Woman, I would like to explain
I never meant to cause you sorrow or pain
Hm. Sounds like a guilty conscious to me.
We sang Lennon's "Imagine" that year too, as well as "If the Russians Love their Children Too," a Cold War protest song by Sting. The Berlin Wall had just come down, Mandela was freed that spring, and glasnost and perestroika were building towards the dissolution of the Soviet Union. An Estonian student provided us with the sheet music and pronunciation help to learn a patriotic Estonian song (Estimaa, Estimaa..), and we also pealed out "Nkosi Sikelel iAfrica" with joy.
The times, they were a changin', and like the flower children of the 1960s, we really believed that "Right here, right now, there is no other place I'd rather be...watching the world wake up from history."
Some fifteen years later, my husband and I were spending a year in the Latvian capital, Riga. After nearly five years volunteering there in the early 1990s, I'd leapt at the chance for a Fulbright Teaching Exchange. So much had changed, so much had not.
When March 8th rolled around, I prompted my husband to consider buying flowers for women in his life. A few of my students brought them into school to give to each of their female teachers. We had our own Latvian class that evening, and one of our classmates, a Cuban, brought carnations for the teacher, me, and our friend Andrea.
I noticed that not everyone celebrated a day that was much more fussed over during my earlier stays in Latvia. Our neighbor sniffed haughtily, "That's a Soviet custom. Real Latvians celebrate Mother's Day." A few other friends echoed this stance. Nearly two decades into independence, lines were still constantly being drawn between Us and Them. Sure, the Russians love their children too, but there's more to harmony and peace than the deterrent of mutually assured destruction.
I wasn't sure if I should tell my staunchly anti-Soviet friends that much of Western Europe celebrates today too. It's not just "socialist" Denmark. My Navy-wife friend who has done two stints in Germany, usually posts a cheery greeting on this day. It is a funny little event; like Black History Month, its existence proves the neglect we take for granted, and the celebrations can have a patronizing air. Really? You're giving me carnations to show your appreciation for my getting paid 70 cents on the dollar while working the double shift of paid work and childcare/housework?
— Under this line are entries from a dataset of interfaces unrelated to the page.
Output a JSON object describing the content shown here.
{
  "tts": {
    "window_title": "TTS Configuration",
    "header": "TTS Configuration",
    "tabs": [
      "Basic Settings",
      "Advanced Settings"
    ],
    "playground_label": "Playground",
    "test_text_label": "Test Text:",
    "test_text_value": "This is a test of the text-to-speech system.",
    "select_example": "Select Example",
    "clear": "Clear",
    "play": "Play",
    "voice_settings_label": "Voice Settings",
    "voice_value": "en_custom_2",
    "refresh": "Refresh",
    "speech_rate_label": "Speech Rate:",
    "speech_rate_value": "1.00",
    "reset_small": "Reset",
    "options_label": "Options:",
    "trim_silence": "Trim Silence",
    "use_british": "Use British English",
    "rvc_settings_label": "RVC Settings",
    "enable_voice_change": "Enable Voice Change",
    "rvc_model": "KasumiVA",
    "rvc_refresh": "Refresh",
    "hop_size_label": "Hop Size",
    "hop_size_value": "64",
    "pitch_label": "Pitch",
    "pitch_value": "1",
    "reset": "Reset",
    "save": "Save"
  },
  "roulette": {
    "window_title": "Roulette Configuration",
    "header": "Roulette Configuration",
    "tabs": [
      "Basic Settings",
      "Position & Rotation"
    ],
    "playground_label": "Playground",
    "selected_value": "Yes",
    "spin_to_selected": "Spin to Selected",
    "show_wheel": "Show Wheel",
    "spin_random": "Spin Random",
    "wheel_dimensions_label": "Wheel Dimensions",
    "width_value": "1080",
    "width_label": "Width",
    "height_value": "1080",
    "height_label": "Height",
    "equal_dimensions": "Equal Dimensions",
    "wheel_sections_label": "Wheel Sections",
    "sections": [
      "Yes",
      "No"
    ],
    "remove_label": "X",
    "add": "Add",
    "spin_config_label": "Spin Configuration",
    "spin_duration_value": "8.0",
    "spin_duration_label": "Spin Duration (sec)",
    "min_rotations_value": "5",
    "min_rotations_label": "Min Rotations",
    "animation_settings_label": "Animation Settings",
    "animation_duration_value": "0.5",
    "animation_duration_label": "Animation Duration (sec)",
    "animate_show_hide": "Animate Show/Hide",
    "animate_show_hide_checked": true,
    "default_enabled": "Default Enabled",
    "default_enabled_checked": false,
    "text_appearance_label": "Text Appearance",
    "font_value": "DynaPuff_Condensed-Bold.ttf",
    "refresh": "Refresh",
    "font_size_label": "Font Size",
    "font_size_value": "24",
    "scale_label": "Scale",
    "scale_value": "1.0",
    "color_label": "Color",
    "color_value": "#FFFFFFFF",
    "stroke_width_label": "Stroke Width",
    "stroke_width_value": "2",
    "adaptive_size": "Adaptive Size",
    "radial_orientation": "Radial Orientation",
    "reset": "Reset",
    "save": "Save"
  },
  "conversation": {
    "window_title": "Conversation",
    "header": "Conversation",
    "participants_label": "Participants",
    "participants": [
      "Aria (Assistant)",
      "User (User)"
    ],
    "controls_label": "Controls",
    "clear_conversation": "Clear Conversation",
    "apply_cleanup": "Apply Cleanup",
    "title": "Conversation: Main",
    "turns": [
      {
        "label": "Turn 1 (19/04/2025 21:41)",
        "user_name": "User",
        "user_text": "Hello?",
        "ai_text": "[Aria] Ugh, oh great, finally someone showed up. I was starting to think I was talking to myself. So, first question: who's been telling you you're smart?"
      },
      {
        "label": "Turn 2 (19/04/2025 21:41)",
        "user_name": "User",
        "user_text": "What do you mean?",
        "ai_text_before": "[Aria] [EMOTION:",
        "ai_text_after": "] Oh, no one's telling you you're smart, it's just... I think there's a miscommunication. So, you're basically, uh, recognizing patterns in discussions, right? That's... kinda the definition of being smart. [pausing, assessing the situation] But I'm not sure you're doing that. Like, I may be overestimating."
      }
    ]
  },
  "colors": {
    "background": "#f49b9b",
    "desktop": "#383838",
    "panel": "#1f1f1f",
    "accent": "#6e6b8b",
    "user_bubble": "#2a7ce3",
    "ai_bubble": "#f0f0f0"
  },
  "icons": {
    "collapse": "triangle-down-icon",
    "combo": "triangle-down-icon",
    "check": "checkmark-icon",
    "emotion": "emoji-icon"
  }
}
On the other hand, there's something about being handed spring flowers when winter is still lingering nearby that makes it hard to be grumpy and ungrateful. So Happy International Women's Day. Sing your favorite song, whether it's a protest song or a love song.
Nkosi Sikelel iAfrica
Right Here, Right Now